Johnson & Johnson’s Janssen Biotech subsidiary has just paid $245 million upfront for licensing prospects for B-cell tumors from Cellular Biomedicine, demonstrating that the company has no plans of slowing down in its pursuit of developing a new generation of CAR-T medicines for cancer.
Two CD20-directed CAR-Ts from the Chinese biotech, both in early-stage clinical development, will be covered by the agreement. These CAR-Ts have the possibility of being used to treat different types of non-Hodgkin’s lymphoma, such as diffuse large B-cell lymphoma (DLBCL).
The news comes just a few months after Johnson & Johnson withdrew from another CAR-T partnership with Fate Therapeutics, which was initially signed in 2020 and encompassed an upfront involvement of $100 million with a potential value of up to $3 billion covering CAR-T and CAR-NK therapies.
Carvykti (ciltacabtagene autoleucel) is J&J’s only CAR-T treatment that has been authorized so far.
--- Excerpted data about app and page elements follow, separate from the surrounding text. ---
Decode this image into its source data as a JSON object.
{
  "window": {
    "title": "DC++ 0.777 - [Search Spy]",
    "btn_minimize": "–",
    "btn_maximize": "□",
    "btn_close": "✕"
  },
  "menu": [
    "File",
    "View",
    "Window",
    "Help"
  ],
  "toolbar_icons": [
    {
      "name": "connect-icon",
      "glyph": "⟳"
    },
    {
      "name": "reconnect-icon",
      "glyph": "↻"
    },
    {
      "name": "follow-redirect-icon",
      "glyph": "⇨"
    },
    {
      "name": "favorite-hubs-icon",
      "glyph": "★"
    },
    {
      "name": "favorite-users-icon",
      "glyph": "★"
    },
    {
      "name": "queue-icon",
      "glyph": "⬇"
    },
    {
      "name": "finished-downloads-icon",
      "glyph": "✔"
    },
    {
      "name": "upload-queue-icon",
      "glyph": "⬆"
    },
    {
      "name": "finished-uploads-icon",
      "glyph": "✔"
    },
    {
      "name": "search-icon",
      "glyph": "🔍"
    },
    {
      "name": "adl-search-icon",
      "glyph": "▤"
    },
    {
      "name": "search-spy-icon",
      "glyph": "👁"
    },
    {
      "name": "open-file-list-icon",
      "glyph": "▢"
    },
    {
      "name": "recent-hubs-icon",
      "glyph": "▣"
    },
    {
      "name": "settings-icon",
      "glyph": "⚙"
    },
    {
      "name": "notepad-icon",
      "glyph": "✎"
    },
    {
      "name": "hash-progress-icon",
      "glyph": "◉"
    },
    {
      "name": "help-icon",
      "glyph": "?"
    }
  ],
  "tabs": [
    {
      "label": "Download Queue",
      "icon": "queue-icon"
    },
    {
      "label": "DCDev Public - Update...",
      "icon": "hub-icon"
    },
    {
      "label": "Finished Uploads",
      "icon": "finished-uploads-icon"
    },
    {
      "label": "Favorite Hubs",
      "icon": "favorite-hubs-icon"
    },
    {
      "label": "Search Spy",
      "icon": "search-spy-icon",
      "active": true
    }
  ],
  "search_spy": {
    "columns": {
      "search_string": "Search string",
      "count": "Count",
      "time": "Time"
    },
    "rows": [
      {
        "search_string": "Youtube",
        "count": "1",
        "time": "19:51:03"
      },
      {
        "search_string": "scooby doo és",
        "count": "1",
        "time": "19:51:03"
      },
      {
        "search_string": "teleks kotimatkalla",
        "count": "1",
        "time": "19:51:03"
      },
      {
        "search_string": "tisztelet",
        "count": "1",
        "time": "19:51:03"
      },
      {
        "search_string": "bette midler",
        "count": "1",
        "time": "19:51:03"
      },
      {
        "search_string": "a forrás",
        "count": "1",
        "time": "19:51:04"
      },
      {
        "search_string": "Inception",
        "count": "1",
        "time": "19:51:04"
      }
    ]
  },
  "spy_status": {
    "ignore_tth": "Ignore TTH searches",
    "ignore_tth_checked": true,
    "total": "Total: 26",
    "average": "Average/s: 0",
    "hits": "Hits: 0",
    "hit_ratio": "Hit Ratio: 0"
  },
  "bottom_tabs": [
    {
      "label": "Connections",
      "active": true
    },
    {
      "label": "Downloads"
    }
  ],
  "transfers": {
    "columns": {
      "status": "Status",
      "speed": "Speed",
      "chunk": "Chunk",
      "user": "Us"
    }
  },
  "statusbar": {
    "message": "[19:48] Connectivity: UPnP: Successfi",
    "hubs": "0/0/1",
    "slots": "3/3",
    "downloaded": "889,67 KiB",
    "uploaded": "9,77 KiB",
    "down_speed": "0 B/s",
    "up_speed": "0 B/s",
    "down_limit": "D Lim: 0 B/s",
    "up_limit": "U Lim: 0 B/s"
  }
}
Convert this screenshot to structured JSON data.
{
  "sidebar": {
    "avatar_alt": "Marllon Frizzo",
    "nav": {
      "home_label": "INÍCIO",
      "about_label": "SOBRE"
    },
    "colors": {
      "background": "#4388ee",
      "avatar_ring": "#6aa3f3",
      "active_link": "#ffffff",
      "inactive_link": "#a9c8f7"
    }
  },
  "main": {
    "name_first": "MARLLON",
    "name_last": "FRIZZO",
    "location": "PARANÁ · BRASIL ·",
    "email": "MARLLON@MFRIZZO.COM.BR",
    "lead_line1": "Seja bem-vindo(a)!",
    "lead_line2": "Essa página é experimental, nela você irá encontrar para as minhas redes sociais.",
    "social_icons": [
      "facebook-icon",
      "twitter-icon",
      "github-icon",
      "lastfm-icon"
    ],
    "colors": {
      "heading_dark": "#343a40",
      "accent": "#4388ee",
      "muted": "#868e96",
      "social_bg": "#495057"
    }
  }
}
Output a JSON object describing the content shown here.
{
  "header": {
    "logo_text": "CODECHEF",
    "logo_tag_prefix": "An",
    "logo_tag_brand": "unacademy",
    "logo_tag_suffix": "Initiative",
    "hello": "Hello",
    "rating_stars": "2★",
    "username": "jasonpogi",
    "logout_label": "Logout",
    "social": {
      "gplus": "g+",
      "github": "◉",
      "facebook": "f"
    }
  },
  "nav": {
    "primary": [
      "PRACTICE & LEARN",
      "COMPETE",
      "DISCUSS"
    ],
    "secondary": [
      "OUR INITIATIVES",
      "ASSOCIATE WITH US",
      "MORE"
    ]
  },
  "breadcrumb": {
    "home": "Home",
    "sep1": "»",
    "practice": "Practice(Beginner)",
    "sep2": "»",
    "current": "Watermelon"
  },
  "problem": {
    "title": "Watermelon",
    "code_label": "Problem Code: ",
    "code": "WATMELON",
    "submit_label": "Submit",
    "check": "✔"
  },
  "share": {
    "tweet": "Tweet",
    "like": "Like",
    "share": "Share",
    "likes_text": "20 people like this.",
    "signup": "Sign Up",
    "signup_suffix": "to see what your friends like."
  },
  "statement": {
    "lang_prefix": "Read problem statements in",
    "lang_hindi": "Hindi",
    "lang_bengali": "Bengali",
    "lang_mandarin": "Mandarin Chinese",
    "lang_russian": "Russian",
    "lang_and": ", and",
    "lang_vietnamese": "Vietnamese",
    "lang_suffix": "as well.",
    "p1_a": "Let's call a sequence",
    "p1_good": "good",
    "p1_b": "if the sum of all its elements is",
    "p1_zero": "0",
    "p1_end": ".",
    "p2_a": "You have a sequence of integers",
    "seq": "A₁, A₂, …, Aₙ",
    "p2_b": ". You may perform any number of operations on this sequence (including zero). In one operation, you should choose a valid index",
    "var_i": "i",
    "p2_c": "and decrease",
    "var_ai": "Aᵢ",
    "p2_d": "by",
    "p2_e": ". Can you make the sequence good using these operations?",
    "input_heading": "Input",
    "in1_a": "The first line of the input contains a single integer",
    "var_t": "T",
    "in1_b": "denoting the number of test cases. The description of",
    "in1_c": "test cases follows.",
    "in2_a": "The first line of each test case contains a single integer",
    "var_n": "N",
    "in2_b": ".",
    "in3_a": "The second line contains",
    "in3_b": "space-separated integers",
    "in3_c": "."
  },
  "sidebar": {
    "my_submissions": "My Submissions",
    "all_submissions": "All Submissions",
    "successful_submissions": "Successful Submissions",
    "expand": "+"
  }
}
It is a BCMA-directed treatment for multiple myeloma and was developed in partnership with Legend Biotech, a Chinese pharmaceutical company.
With the Cellular Biomedicine candidates, big pharma will start to take over territory in NHL that has already been carved out by Gilead Sciences and Novartis with Yescarta and Kymriah. Bristol-Myers Squibb, with Breyanzi (lisocabtagene maraleucel), which is a newer drug, has also made its mark in this particular territory.
C-CAR066, an anti-CD20 CAR-T, and C-CAR039, a bispecific treatment that addresses both CD20 and CD19, are the two contenders that have been licensed. A phase 1b trial using the bispecific is now being conducted in the U.S. on patients with relapsed or refractory DLBCL, and a study of a similar nature including C-CAR066 is scheduled to begin before the conclusion of the year.
Cellular Biomedicine, headquartered in Shanghai, claims that the FDA has already designated C-CAR039 as an advanced treatment for regenerative medicine and as a candidate for the fast-track program. The CAR-Ts produced by the company are engineered with a “second-generation” CAR design that makes use of a lentiviral vector to change T cells. The goal of this design is to improve upon the effectiveness and safety of the initial wave of CAR-T treatments.
The full potential value of the licensing transaction has not been made public; nevertheless, in exchange for the upfront payment, Janssen has been granted a license to both CAR-Ts around the globe, with the exclusion of Greater China. In the event that the medicines make it through the approval stage, the pharmaceutical company does, however, have the option to purchase commercialization rights in Greater China.
A recent revelation of clinical data for Carvykti shows that J&J’s initial entry into the CAR-T category has the potential to be a huge success. J&J has suggested that sales of the therapy might ultimately peak at over $5 billion. In the first three months of this year, it generated $72 million on its sales of the CAR-T.
Before forming its partnership with J&J, Cellular had also worked with Novartis to distribute Kymriah, the first CAR-T cell treatment in China to be authorized in the U.S.